The Day(s) the Music Died
In My Life
I was just a lad when I heard the news that Buddy Holly died in a plane crash in February of 1959. Perishing along with Holly was Mexican singer Richie Valens who was enjoying a new found success with back-to-back hit records of “La Bamba” and “Donna”. The third person who died that cold night in Iowa was a Houston based DJ, JP Richardson who was known as the Big Bopper. For a young rock’n’roll aficionado like myself, Holly’s death was hard to comprehend since I had only recently bought the “Peggy Sue” record which I played constantly on my old Webcor record player. Since I wasn’t much of an Elvis fan, Holly represented to me a budding star that I wanted to know more about through his records and personal appearances. He was the new rock star of my generation.
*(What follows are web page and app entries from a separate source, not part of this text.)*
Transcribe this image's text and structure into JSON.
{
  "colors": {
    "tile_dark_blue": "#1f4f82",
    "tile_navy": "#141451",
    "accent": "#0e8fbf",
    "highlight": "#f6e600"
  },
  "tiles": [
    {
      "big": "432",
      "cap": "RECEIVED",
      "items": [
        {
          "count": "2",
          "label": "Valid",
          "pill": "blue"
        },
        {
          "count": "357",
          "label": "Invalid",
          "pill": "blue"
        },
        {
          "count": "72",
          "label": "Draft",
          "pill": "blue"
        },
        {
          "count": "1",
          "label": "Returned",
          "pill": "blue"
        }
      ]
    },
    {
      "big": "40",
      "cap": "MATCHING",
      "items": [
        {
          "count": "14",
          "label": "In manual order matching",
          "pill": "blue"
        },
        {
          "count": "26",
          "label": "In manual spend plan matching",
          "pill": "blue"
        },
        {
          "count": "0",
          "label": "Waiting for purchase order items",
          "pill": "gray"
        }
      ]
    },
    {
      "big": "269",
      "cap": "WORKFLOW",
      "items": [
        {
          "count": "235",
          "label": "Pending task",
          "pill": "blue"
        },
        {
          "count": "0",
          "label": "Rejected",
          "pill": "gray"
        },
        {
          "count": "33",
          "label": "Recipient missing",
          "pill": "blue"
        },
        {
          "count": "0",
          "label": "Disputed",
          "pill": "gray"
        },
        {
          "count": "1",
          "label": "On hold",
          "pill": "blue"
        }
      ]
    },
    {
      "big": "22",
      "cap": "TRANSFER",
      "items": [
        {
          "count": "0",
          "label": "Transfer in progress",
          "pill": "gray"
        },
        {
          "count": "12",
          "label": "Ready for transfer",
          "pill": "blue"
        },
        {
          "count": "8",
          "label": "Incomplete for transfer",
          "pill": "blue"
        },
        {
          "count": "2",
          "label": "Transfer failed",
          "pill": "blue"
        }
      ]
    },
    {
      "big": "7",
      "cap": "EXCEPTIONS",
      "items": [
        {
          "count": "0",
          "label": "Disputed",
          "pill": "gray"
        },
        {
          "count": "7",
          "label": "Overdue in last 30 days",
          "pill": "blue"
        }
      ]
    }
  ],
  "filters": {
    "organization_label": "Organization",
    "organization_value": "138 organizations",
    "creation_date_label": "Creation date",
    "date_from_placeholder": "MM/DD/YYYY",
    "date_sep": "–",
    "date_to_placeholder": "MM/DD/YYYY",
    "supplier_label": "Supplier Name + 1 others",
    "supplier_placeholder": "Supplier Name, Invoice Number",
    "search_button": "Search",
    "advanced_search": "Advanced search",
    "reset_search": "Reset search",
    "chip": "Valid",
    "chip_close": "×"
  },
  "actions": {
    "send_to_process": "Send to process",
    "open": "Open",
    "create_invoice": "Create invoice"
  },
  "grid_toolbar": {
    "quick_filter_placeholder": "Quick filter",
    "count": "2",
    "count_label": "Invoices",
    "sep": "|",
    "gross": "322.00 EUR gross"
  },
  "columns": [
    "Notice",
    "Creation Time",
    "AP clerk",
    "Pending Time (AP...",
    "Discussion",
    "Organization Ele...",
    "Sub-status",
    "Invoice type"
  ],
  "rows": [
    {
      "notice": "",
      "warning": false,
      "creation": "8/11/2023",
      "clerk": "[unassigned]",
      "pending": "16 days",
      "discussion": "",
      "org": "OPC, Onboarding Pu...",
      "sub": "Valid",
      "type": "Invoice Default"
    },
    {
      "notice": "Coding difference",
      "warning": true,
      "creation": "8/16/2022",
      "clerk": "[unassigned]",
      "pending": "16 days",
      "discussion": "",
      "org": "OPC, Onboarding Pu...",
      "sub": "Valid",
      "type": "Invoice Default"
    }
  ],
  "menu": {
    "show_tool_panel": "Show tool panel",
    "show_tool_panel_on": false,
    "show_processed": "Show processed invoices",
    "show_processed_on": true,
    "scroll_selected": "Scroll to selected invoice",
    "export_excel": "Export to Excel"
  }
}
Their death occurred during a rock and roll caravan tour of stars that year playing to sold-out crowds of teenagers in the Midwest. Holly, Valens and the Big Bopper were part of larger group of performers who arrived in Iowa on a tour bus. Apparently, the tour bus had a malfunctioning heating system to go along with uncomfortable seats. The prospect of taking another long ride on that awful bus again after the Iowa show to the next city was met with dissatisfaction by most of the performers. So when an alternative method of travel presented itself in the form of a plane ride, the thought of ditching the bus in favor of the small plane was most appealing. Messer’s Holly, Valens and Richardson jumped at a chance to take a plane instead of a bus and paid for that decision with their lives. It was shocking to lose those guys who were just beginning to enjoy stardom.
The early 60’s saw the death of Eddie Cochran, who had hits with the songs, Summertime Blues and C’mon Everybody. He died due to complications from an automobile crash. In 1963, country singer Patsy Cline died as a result of a plane crash. In 1964, singer Sam Cooke was shot to death in a tragic case of mistaken identity. Sadly, the common thread of all the deaths of these performers was the fact that fate put them at the wrong place at the wrong time.
The turbulent late 60’s gave way to the even more turbulent 70’s. In 1970 superstar Jimi Hendrix who was approaching the prime of his career was found dead as a result of being asphyxiated on his vomit after ingesting a heavy dose of barbiturates. A month later, another superstar, Janis Joplin was found dead due to a heroin overdose. These were shocking deaths especially for those of us who were so caught up in the music of those times. A year later Doors lead singer, Jim Morrison died of heart failure. Although official cause of death was not drug related, speculation was that heavy use of drugs contributed to Morrison’s demise.
So here we are in 40 years later and history seemingly is repeating itself in the sense that two musical legends died. One of them died of natural causes and the other died due to unnatural causes. Davey Jones, lead singer of the Monkees died of a heart attack and soon thereafter, Whitney Houston died due to use of drugs. Davey was 67 years old and Whitney was 48 years old when they died.
I vividly remember the Monkee’s television show. Sure, everyone knew that initially studio musicians did most of the recording. We all knew about the internal struggles between the group and Don Kirschner, but the show was fun to watch. Reportedly at one time John Lennon told Mickey Dolencz of the group that he never missed a Monkees episode on television. I had the opportunity to see Davey a few years ago when he was appearing as part of a 60’s revival show. He was personable, sang all the Monkees’ hits and put on a professional and thoroughly enjoyable performance.
Was there ever a more perfect voice emanating from more beautiful person than Whitney Houston? I think not. I remember being told by a business colleague to buy her first album when it was first released. My friend was so enthused about Whitney that she gave me her vinyl copy of the album to take home and play it that night, but I had to swear to remember to bring the LP back to the office the next day, or else! I became a fan of Whitney’s that day and continued to be one so many years later.
I was sad when Davey died because here was a person that I had seen countless times on television, listened to all the Monkees’ albums and always recognized his familiar Manchester accent on the songs when he was the lead singer. It was as though a family friend died. Conversely, I was angry when Whitney died. To see such a beautiful and talented person throw it all away made be depressed and sad.
The bottom line is that we all will die someday. Given the attention to healthy life styles and proper nutrition, many of us will be able to live far past the ages of our parents. Both Davey and Whitney left us far too early. The difference is that Davey died because it was his time and Whitney died because the drug demons in her life overtook her and cheated her fans and family. Hopefully, young people can learn from Whitney’s tragedy and put aside drugs in favor of life.
The great Don McLean in his epic song, “American Pie” talks about the “the day the music died” which I am told was in reference to the Holly death. The reality is that whenever a music celebrity passes on, it’s a sad day not only because they are no longer with their fans, friends and family, but also because their music dies with them leaving us only with memories.